As a person of faith myself, I can’t say it better than this!

The legal vengeance case of Omar Khadr

A few years ago when some Canadian Muslim men, accused of terrorism, challenged the Canadian government through the courts to ask for their legal rights, voices within the intelligence community rose up and insinuated that these men were waging “judicial jihad.”
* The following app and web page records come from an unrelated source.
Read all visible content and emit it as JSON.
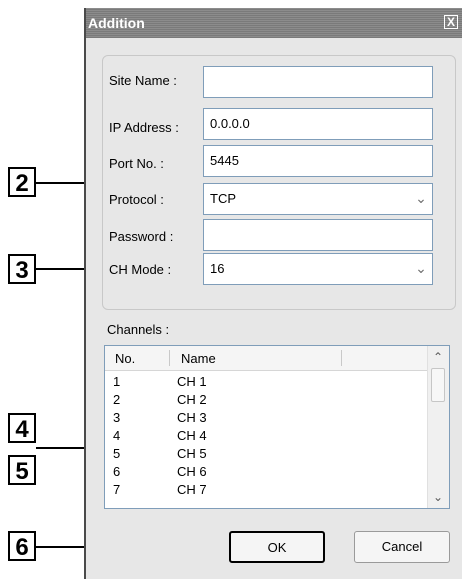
{
  "dialog": {
    "title": "Addition",
    "close_label": "X",
    "fields": {
      "site_name": {
        "label": "Site Name :",
        "value": ""
      },
      "ip_address": {
        "label": "IP Address :",
        "value": "0.0.0.0"
      },
      "port_no": {
        "label": "Port No. :",
        "value": "5445"
      },
      "protocol": {
        "label": "Protocol :",
        "value": "TCP"
      },
      "password": {
        "label": "Password :",
        "value": ""
      },
      "ch_mode": {
        "label": "CH Mode :",
        "value": "16"
      }
    },
    "channels": {
      "label": "Channels :",
      "columns": [
        "No.",
        "Name"
      ],
      "rows": [
        {
          "no": "1",
          "name": "CH 1"
        },
        {
          "no": "2",
          "name": "CH 2"
        },
        {
          "no": "3",
          "name": "CH 3"
        },
        {
          "no": "4",
          "name": "CH 4"
        },
        {
          "no": "5",
          "name": "CH 5"
        },
        {
          "no": "6",
          "name": "CH 6"
        },
        {
          "no": "7",
          "name": "CH 7"
        }
      ]
    },
    "buttons": {
      "ok": "OK",
      "cancel": "Cancel"
    }
  },
  "callouts": [
    "2",
    "3",
    "4",
    "5",
    "6"
  ],
  "icons": {
    "dropdown": "chevron-down-icon",
    "scroll_up": "arrow-up-icon",
    "scroll_down": "arrow-down-icon",
    "close": "close-icon"
  }
}
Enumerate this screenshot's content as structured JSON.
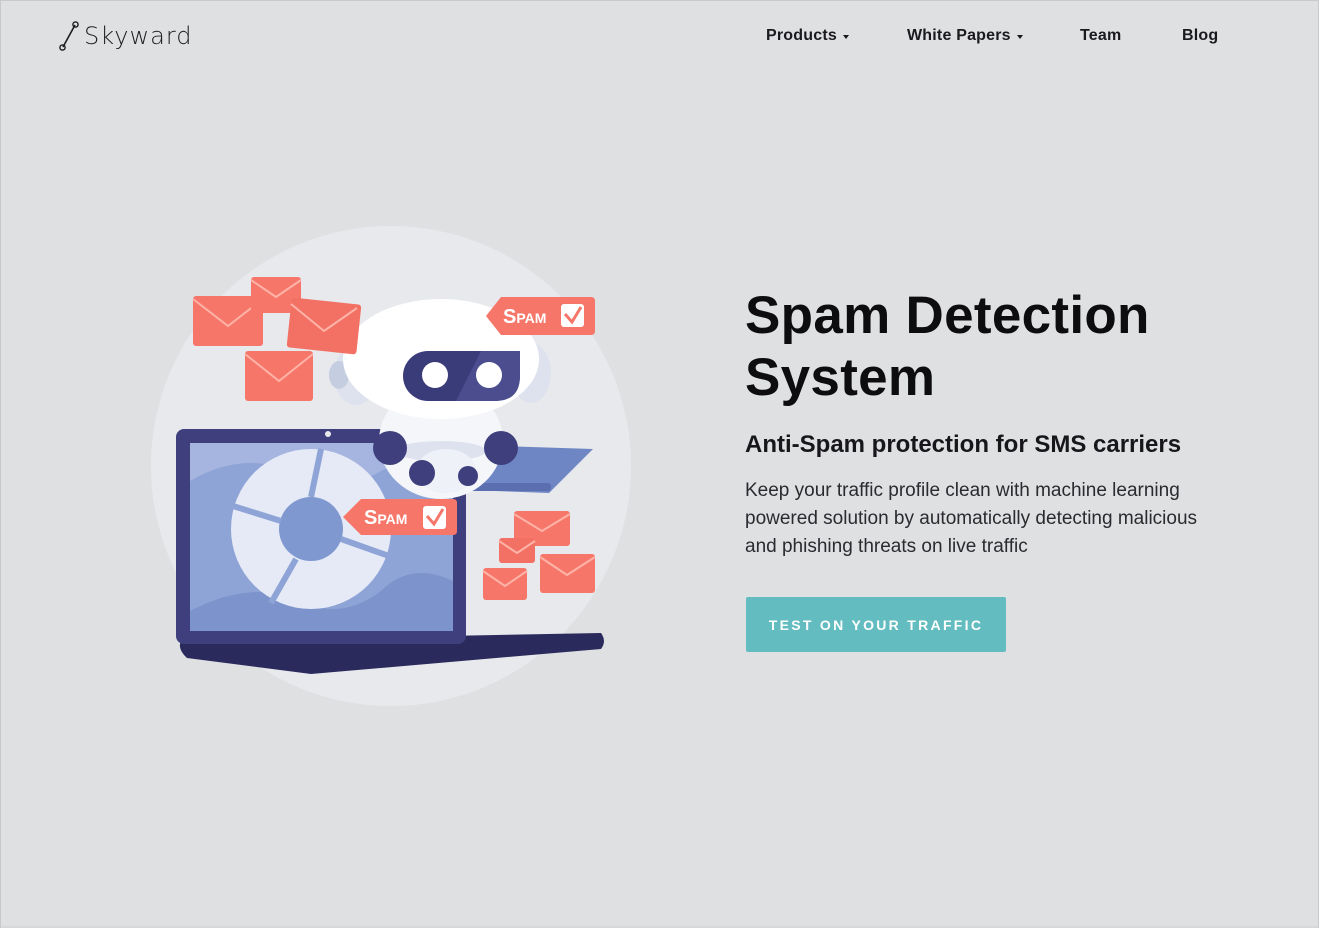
{
  "header": {
    "brand": "Skyward",
    "nav": [
      {
        "label": "Products",
        "dropdown": true
      },
      {
        "label": "White Papers",
        "dropdown": true
      },
      {
        "label": "Team",
        "dropdown": false
      },
      {
        "label": "Blog",
        "dropdown": false
      }
    ]
  },
  "illustration": {
    "badge_top": "Spam",
    "badge_middle": "Spam"
  },
  "hero": {
    "title_line1": "Spam Detection",
    "title_line2": "System",
    "subtitle": "Anti-Spam protection for SMS carriers",
    "description": "Keep your traffic profile clean with machine learning powered solution by automatically detecting malicious and phishing threats on live traffic",
    "cta_label": "TEST ON YOUR TRAFFIC"
  },
  "colors": {
    "background": "#dfe0e2",
    "accent": "#63bcc0",
    "envelope": "#f6776a",
    "laptop": "#3e3f7c",
    "screen": "#8fa4d6"
  }
}
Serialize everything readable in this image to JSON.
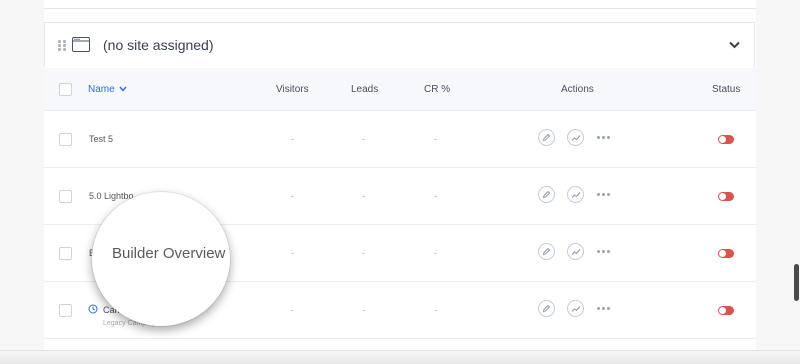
{
  "site_group": {
    "title": "(no site assigned)",
    "icons": {
      "drag": "drag-handle-icon",
      "site": "browser-window-icon",
      "collapse": "chevron-down-icon"
    }
  },
  "table": {
    "headers": {
      "name": "Name",
      "visitors": "Visitors",
      "leads": "Leads",
      "cr": "CR %",
      "actions": "Actions",
      "status": "Status"
    },
    "rows": [
      {
        "name": "Test 5",
        "visitors": "-",
        "leads": "-",
        "cr": "-",
        "status": "off"
      },
      {
        "name": "5.0 Lightbo",
        "visitors": "-",
        "leads": "-",
        "cr": "-",
        "status": "off"
      },
      {
        "name": "Bu",
        "visitors": "-",
        "leads": "-",
        "cr": "-",
        "status": "off"
      },
      {
        "name": "Canvas",
        "sub": "Legacy Campaign",
        "visitors": "-",
        "leads": "-",
        "cr": "-",
        "status": "off"
      }
    ],
    "row_actions": [
      "edit-icon",
      "analytics-icon",
      "more-icon"
    ]
  },
  "magnifier": {
    "text": "Builder Overview"
  },
  "colors": {
    "accent": "#2e6fdb",
    "toggle_off": "#d9534f",
    "header_bg": "#f6f8fc"
  }
}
When the federal government appealed the Alberta Court of Queen’s Bench decision to grant the release of Omar Khadr, another Canadian Muslim man who spent over ten years in Guantanamo prison for being a child soldier, none of these same voices would rise up and accuse the government of “judicial vengeance” — despite the fact that the Canadian government has been using taxpayers’ money to wage one legal battle after another to defend the indefensible: the torture and the indefinite detention of a Canadian citizen.
In one of its decisions concerning Omar Khadr, the Supreme Court of Canada ruled that Omar’s rights were violated by Canadian interrogation in Guantanamo. Still, this ruling didn’t make him welcome in Canada.
The Canadian government is using the fear of a former Guantanamo detainee and the untold story of Omar to please its Conservative base and to send its usual strong message of “law and order.” Omar Khadr became a weapon in the Conservatives’ hands to show how “serious” and how “committed” they can be in “cleaning” the Canadian landscape from “bad” guys like Omar.
But the Canadian courts aren’t hearing the same story this government has been repeating through its successive public safety ministers. Indeed, Omar Khadr has been described by his Canadian guard as a “model prisoner” and by one American guard as “salvageable” and “a good kid.” What will happen to public opinion if Omar Khadr tells his own version of his story?
Stephen Harper burned all his cards with respect to Omar’s case: terrorism, family record, criminality, U.S. military tribunals. Harper’s Conservatives called Omar a convicted dangerous criminal and a manipulative individual. They alleged that his release would threaten the bilateral relationship with the U.S. even though the U.S. stated that this won’t be the case. Actually, the Canadian judge who ordered his release declared that Omar would have a strong chance of success in U.S. courts, which have overturned similar cases. But the Canadian government continues its legal vendetta and now claims that by releasing Omar “abruptly,” it will set a legal precedent even when everyone knows that there are not thousands of cases similar to Omar’s.
A few days ago, Albertans punished Premier Jim Prentice, a former federal minister under Stephen Harper, by electing a majority NDP provincial government. If this political result had only one explanation, it would be that Canadians are looking for change. People are fed up with a government that has lost all of its cards, including the economic one.
Yesterday, an Alberta court rejected the federal appeal of Omar Khadr’s release. Alberta, the same province that elected Stephen Harper, rejected the vengeance that seems to have been motivating this government and its persistence in keeping Omar locked up by all means. You have to be really unconscious to have these two decisions come out and still think that nothing really happened.
The positive decision in the case of Omar Khadr seems to fit into this new environment of people wanting change, and refusing to be stuck in old battles and old thoughts. Stephen Harper and his government seem to be the only ones looking backward. They don’t realize the incoming tsunami could well wipe them out.
This article was published on on May 8 2015